EXERCISE DESCRIPTION:
Search the records for the string "true". Copy each line where it occurs.

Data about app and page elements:
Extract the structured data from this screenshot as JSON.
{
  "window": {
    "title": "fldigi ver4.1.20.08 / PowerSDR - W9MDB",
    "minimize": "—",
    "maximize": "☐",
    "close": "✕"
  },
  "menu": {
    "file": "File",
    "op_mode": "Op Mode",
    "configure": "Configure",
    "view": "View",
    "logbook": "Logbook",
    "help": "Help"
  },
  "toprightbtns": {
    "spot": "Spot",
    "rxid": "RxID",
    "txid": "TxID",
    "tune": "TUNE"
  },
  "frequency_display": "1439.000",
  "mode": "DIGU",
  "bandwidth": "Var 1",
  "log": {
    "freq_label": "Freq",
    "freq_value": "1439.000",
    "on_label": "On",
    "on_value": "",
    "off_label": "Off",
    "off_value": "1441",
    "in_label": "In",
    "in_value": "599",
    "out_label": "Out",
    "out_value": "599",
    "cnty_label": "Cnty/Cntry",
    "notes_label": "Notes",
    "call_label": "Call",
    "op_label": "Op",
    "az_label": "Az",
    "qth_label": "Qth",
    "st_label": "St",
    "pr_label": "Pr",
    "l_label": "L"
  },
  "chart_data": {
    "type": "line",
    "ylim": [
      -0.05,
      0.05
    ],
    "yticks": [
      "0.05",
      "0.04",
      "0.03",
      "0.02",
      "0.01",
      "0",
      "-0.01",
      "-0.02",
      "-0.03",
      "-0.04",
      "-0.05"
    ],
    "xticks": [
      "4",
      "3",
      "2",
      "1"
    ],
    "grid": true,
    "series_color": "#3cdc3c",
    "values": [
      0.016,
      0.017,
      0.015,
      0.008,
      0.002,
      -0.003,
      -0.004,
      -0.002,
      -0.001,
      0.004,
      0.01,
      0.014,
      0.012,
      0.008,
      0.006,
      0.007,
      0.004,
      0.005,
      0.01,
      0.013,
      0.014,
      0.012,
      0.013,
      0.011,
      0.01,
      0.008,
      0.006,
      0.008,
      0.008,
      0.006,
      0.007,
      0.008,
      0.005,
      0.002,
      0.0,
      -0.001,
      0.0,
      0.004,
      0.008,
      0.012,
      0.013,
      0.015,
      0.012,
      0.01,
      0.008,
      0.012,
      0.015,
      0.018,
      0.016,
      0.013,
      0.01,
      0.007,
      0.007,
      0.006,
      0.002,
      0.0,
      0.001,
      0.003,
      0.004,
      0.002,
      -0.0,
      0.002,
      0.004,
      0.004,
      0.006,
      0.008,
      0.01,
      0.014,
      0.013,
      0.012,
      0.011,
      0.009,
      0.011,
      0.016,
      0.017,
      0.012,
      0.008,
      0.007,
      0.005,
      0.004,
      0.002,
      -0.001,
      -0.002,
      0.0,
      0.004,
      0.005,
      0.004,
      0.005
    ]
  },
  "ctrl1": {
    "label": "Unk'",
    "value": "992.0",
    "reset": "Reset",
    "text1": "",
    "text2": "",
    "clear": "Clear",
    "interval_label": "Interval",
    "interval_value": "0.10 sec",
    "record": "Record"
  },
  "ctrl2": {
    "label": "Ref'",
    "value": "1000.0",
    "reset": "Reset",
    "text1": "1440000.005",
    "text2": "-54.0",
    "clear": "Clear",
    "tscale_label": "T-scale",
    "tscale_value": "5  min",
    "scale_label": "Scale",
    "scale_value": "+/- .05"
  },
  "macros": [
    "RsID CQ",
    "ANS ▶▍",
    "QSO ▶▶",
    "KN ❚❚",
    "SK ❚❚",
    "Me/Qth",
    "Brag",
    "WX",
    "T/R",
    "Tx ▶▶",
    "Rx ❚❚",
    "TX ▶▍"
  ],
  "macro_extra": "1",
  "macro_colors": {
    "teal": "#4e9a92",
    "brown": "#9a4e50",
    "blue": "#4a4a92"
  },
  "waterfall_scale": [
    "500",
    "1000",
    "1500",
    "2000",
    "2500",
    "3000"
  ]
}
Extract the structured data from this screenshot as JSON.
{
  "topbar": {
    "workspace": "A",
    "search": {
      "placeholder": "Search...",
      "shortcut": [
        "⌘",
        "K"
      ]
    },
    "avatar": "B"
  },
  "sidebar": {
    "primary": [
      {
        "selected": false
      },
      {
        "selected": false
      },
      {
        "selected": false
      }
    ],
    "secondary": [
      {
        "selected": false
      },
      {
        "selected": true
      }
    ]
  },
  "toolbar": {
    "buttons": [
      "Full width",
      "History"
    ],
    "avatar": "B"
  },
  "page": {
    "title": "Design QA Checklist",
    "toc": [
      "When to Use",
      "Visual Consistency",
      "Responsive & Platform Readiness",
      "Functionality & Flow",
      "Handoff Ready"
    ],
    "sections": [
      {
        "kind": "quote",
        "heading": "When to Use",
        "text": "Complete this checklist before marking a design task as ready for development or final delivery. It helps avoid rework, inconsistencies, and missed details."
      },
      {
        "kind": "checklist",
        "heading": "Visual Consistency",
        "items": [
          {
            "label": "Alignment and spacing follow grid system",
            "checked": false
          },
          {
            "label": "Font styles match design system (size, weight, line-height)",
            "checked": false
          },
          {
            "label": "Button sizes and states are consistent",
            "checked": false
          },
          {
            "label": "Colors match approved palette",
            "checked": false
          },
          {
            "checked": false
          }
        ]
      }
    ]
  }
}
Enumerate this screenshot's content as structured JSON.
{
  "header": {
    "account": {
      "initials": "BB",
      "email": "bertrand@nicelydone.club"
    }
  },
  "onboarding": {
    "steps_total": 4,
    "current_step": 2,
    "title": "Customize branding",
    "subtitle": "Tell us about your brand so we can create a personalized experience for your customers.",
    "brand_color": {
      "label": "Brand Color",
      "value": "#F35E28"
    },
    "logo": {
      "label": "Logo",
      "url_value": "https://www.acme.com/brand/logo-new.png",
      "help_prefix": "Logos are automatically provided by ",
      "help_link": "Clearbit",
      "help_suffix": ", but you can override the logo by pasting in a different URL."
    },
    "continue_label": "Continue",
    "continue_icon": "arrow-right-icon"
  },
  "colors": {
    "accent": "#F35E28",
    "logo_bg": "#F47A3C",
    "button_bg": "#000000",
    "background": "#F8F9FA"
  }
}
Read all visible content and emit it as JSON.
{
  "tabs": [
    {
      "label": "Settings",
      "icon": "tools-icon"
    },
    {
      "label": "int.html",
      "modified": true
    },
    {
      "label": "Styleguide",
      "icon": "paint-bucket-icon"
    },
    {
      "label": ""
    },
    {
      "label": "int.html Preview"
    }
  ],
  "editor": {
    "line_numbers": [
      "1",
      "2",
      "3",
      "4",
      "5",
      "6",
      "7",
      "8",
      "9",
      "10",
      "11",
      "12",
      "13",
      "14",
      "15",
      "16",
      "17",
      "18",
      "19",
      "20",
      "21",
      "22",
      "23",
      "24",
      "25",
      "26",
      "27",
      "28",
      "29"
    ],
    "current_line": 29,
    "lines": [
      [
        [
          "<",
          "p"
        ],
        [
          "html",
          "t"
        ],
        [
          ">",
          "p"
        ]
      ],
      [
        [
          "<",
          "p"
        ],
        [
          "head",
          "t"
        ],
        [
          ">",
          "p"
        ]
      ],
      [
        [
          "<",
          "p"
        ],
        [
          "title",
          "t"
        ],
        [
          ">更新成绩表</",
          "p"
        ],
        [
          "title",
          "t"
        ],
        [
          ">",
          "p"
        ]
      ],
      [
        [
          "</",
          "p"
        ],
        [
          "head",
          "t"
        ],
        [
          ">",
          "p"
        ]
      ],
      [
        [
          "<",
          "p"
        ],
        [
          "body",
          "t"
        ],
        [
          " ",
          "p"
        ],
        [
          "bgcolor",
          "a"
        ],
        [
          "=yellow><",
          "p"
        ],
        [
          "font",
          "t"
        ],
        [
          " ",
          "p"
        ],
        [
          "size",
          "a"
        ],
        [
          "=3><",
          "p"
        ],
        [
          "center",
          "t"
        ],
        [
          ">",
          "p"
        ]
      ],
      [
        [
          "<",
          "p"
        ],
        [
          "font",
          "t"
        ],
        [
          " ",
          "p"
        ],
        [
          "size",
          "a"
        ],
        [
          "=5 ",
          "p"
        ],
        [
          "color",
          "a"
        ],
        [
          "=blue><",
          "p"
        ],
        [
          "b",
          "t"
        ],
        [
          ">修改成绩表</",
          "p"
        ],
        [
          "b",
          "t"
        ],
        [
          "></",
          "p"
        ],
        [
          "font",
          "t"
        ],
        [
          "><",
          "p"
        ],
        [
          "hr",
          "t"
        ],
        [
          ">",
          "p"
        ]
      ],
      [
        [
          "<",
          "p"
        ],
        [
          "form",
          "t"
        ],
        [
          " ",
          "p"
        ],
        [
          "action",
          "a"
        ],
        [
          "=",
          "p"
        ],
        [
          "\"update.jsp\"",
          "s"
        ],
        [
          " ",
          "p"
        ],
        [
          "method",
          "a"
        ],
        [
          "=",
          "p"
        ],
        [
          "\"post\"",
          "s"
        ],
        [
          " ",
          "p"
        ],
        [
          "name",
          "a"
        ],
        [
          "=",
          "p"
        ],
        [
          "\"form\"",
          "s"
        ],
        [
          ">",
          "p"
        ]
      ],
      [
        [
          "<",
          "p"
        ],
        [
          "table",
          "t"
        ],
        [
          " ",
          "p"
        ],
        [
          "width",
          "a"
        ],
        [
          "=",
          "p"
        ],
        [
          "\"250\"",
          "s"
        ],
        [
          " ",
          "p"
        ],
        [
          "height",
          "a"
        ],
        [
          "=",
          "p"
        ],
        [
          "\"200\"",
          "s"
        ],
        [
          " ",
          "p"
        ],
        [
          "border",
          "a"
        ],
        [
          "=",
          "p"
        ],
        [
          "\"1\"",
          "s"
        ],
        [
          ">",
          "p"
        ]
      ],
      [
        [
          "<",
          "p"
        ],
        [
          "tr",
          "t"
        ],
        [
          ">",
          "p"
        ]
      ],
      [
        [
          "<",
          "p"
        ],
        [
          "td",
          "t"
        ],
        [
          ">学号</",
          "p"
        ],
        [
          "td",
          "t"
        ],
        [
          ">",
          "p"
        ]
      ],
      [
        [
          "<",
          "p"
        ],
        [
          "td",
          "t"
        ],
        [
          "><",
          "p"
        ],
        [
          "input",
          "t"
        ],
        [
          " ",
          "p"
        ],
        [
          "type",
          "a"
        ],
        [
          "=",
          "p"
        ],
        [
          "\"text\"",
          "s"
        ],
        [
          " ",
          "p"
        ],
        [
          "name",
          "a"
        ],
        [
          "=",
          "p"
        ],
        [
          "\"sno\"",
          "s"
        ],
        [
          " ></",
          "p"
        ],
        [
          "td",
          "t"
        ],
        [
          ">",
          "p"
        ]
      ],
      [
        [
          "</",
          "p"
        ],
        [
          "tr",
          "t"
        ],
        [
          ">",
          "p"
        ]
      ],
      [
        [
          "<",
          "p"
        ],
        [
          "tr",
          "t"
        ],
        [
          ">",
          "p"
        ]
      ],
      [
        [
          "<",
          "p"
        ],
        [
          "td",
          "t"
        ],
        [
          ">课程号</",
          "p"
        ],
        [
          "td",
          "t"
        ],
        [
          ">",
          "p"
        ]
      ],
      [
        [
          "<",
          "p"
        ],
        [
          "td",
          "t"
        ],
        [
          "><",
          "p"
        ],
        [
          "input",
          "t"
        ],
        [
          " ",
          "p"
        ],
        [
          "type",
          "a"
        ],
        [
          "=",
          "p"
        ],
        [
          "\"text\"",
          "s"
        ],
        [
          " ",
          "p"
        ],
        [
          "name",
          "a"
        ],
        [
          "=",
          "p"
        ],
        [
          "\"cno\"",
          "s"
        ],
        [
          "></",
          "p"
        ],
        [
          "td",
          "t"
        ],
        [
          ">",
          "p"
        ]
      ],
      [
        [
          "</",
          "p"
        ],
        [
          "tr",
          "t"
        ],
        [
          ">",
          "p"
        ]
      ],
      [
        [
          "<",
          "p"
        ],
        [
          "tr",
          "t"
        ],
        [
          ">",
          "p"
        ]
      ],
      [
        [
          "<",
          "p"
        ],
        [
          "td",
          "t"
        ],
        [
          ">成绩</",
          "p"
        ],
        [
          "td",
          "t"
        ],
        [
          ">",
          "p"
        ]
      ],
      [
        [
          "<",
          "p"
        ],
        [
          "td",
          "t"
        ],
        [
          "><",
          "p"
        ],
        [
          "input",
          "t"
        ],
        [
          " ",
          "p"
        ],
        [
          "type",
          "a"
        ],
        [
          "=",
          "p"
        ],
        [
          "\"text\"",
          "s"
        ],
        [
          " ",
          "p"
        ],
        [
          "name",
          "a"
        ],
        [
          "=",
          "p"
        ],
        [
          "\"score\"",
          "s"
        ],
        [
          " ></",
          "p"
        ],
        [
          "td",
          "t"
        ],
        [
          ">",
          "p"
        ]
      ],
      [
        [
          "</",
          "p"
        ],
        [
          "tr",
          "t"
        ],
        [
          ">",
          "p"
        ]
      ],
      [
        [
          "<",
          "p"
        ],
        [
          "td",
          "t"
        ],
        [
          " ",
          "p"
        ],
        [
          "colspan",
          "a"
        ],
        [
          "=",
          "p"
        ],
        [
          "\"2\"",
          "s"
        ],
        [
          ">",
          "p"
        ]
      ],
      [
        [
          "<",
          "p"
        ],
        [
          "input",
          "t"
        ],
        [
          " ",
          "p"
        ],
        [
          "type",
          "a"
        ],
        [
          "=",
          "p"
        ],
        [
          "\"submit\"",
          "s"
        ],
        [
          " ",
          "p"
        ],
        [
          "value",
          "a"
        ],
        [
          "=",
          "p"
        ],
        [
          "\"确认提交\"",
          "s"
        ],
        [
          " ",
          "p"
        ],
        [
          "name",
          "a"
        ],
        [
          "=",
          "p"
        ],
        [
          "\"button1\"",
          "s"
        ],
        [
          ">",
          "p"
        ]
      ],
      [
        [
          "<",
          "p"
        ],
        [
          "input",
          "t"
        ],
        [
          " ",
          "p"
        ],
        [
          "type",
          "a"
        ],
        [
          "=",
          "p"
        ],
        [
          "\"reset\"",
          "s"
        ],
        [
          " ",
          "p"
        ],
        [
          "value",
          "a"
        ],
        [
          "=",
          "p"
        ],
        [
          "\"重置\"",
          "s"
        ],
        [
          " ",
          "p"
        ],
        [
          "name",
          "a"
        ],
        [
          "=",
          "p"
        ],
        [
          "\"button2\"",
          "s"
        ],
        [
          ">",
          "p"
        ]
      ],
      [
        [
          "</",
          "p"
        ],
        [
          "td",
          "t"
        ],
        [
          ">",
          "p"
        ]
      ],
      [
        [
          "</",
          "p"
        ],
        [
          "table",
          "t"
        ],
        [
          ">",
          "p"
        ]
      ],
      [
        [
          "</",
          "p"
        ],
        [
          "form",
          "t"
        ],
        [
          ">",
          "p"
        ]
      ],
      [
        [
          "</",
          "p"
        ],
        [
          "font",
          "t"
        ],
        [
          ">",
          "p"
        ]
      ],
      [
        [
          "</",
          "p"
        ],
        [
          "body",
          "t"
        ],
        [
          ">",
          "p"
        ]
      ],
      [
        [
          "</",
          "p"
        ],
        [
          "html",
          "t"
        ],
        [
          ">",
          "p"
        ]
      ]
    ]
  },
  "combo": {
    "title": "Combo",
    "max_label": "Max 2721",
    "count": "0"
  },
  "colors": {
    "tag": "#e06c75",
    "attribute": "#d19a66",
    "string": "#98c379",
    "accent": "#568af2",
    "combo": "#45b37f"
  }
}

ANSWER TO THE PROBLEM:
    "grid": true,
        "selected": true
      "modified": true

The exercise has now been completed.